This project is described in detail on the Flathub Discourse but goal is to add a process to verify first-party apps on Flathub (ie uploaded by a developer or an authorised representative) and then make it possible for those developers to collect donations or subscriptions from users of their applications. We also plan to publish a separate repository that contains only these verified first-party uploads (without any of the community contributed applications), as well as providing a repository with only free and open source applications, allowing users to choose what they are comfortable installing and running on their system.
Creating the user and developer login system to manage your apps will also set us up well for future enhancements, such managing tokens for direct binary uploads (eg from a CI/CD system hosted elsewhere, as is already done with Mozilla Firefox and OBS) and making it easier to publish apps from systems such as Electron which can be hard to use within a flatpak-builder sandbox. For updates on this project you can follow the Discourse thread, check out the work board on GitHub or join us on Matrix.
PWAs – Integrating Progressive Web Apps in GNOME (Phaedrus Leeds)
While everyone agrees that native applications can provide the best experience on the GNOME desktop, the web platform, and particularly PWAs (Progressive Web Apps) which are designed to be downloadable as apps and offer offline functionality, makes it possible for us to offer equivalent experiences to other platforms for app publishers who have not specifically targeted GNOME. This allows us to attract and retain users by giving them the choice of using applications from a wider range of publishers than are currently directly targeting the Linux desktop.
The first phase of the GNOME PWA project involves adding back support to Software for web apps backed by GNOME Web, and making this possible when Web is packaged as a Flatpak. So far some preparatory pull requests have been merged in Web and libportal to enable this work, and development is ongoing to get the feature branches ready for review.
Discussions are also in progress with the Design team on how best to display the web apps in Software and on the user interface for web apps installed from a browser. There has also been discussion among various stakeholders about what web apps should be included as available with Software, and how they can provide supplemental value to users without taking priority over apps native to GNOME.
Finally, technical discussion is ongoing in the portal issue tracker to ensure that the implementation of a new dynamic launcher portal meets all security and robustness requirements, and is potentially useful not just to GNOME Web but Chromium and any other app that may want to install desktop launchers. Adding support for the launcher portal in upstream Chromium, to facilitate Chromium-based browsers packaged as a Flatpak, and adding support for Chromium-based web apps in Software are stretch goals for the project should time permit.
GTK4 / Adwaita – To support the adoption of Gtk4 by the community (Emmanuele Bassi)
With the release of GTK4 and renewed interest in GTK as a toolkit, we want to continue improving the developer experience and ease of use of GTK and ensure we have a complete and competitive offering for developers considering using our platform. This involves identifying missing functionality or UI elements that applications need to move to GTK4, as well as informing the community about the new widgets and functionality available.

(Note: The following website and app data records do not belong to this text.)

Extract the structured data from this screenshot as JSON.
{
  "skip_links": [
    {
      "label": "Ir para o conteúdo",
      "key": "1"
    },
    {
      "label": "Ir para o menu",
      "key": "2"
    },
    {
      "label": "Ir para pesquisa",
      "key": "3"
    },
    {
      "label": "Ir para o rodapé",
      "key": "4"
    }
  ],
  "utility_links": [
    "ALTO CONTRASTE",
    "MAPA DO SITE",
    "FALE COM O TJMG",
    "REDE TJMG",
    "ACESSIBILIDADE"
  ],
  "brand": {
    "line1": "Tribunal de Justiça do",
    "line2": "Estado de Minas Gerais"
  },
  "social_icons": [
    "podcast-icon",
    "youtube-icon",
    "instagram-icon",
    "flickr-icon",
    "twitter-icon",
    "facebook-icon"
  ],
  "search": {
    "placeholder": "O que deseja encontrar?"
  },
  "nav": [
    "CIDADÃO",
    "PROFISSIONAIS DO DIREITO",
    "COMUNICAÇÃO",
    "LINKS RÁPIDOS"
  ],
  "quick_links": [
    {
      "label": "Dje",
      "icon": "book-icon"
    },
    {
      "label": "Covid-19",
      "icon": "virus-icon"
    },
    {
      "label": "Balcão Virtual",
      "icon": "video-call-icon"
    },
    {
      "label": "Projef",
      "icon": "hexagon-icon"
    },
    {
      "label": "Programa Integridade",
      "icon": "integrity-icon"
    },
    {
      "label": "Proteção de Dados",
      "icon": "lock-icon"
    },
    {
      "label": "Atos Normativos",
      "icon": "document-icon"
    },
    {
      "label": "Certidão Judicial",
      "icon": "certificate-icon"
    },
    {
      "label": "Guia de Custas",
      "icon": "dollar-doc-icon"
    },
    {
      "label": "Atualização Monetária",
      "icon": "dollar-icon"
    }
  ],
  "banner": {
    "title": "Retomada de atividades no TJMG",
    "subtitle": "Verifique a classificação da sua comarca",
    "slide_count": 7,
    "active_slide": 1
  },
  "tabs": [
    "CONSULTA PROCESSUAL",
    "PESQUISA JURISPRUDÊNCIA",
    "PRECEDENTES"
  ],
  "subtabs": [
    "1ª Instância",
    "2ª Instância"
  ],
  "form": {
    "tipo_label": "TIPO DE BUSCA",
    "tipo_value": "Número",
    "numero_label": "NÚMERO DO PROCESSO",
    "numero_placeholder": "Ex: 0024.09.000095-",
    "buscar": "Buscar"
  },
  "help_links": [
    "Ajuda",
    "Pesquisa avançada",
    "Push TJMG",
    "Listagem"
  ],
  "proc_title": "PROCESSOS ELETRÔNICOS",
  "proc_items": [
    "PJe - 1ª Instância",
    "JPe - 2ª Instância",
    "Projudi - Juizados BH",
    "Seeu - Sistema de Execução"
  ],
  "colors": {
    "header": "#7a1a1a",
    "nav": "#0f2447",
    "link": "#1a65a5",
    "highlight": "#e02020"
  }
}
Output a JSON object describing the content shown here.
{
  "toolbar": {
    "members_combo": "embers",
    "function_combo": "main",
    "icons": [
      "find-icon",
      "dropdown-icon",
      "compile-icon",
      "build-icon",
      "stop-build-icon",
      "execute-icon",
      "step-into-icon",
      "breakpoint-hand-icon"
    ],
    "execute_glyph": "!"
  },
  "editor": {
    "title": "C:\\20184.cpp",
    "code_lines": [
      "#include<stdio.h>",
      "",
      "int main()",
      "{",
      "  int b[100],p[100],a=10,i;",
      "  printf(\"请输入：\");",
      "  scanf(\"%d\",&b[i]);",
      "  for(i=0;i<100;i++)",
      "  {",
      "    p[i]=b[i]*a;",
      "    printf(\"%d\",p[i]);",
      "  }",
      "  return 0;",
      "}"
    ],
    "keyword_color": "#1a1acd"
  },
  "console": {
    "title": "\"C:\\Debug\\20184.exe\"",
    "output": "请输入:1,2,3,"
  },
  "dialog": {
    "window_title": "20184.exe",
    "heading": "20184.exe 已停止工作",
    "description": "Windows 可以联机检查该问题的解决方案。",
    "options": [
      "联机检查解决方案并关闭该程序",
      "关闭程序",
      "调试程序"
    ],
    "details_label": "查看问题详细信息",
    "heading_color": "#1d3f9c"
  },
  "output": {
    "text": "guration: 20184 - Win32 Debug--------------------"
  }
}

We have been working on documentation and bug fixes for GTK in preparation for the GNOME 42 release and have also started looking at the missing widgets and API in Libadwaita, in preparation for the next release. The next steps are to work with the Design team and the Libadwaita maintainers and identify and implement missing widgets that did not make the cut for the 1.0 release.
In the meantime, we have also worked on writing a beginners tutorial for the GNOME developers documentation, including GTK and Libadwaita widgets so that newcomers to the platform can easily move between the Interface Guidelines and the API references of various libraries. To increase the outreach of the effort, Emmanuele has been streaming it on Twitch, and published the VOD on YouTube as well.